In a West Coast campaign swing this week Obama will announce further policy changes, including a program to aid college graduates in repaying federally backed student loans.
It’s difficult to fault the president’s program to assist those with loans that exceed the value of their homes, yet it seems rather myopic given the greater problem is a stagnate home market, a fact that perhaps more than any other single issue is weighing down the economy. There are an estimated 3.5 million home construction workers idled because of the slow housing market. The overwhelming reason for this is not the foreclosure market, which while at an all-time high, isn’t the number one reason for the molasses which is today’s mortgage market, but rather the scarcity of mortgage loaning. The primary reason for the near-death of the mortgage loan market is the Dodd-Frank securities regulations.

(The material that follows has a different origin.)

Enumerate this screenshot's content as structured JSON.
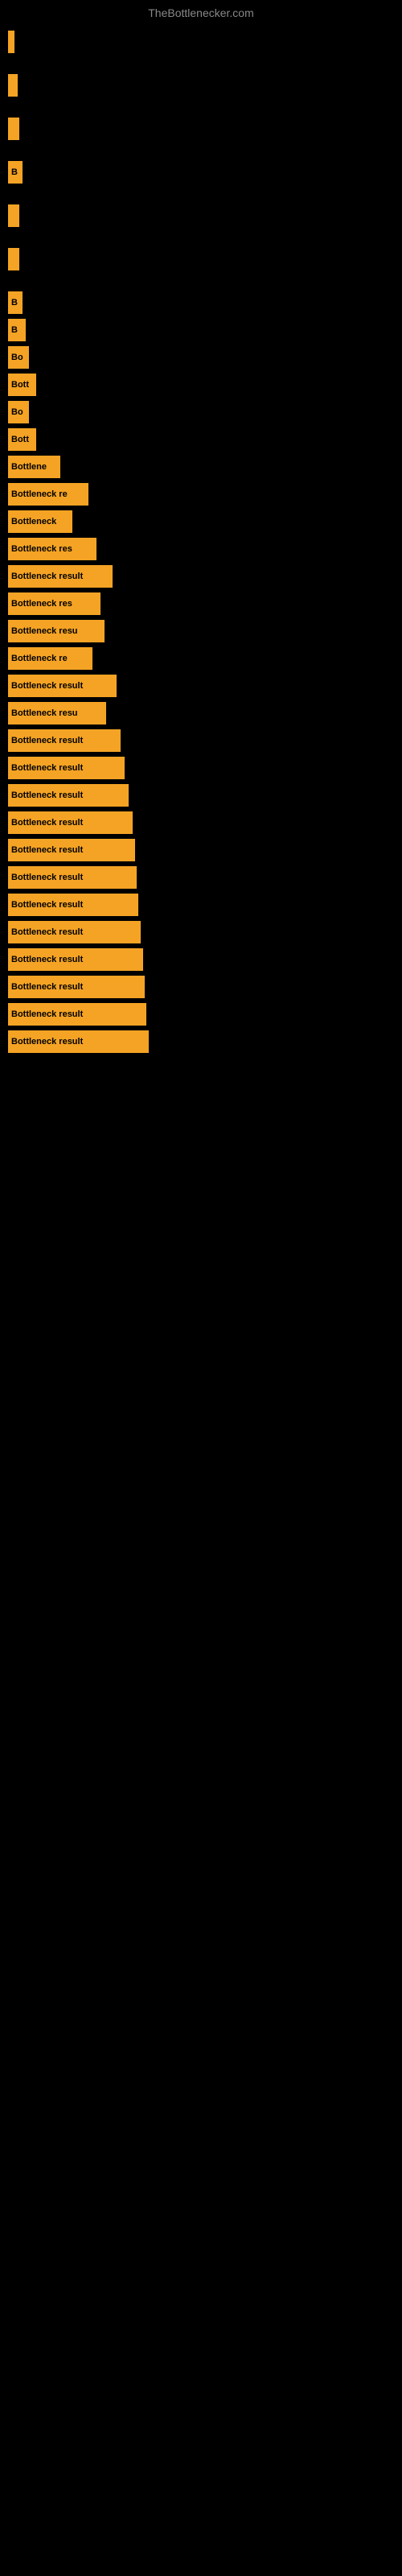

Dodd-Frank was intended to remedy the excesses of Wall Street believed to be the primary cause of the recession; however the scope of the regulation has touched every corner of the banking industry. Banks balance all their loan programs through a variety of other investment programs, but Dodd-Frank has crippled the banking and investment industry to such a point that loan funds have dried up. Every person in the country and every business as well, have been affected by the billions of dollars that no longer flow freely through the economy. While well-intended, government routinely fails to understand the unintended consequences of their acts. As long as Dodd-Frank remains in effect in its current form neither home loans nor business loans will return to their former levels and the unemployment rate will only improve marginally.
There comes a point where “help” from the federal government is self-defeating and the president’s attempts, no matter how well-meaning, become not only ineffectual but potentially further disrupting to the self-healing tendencies of the U.S. economy.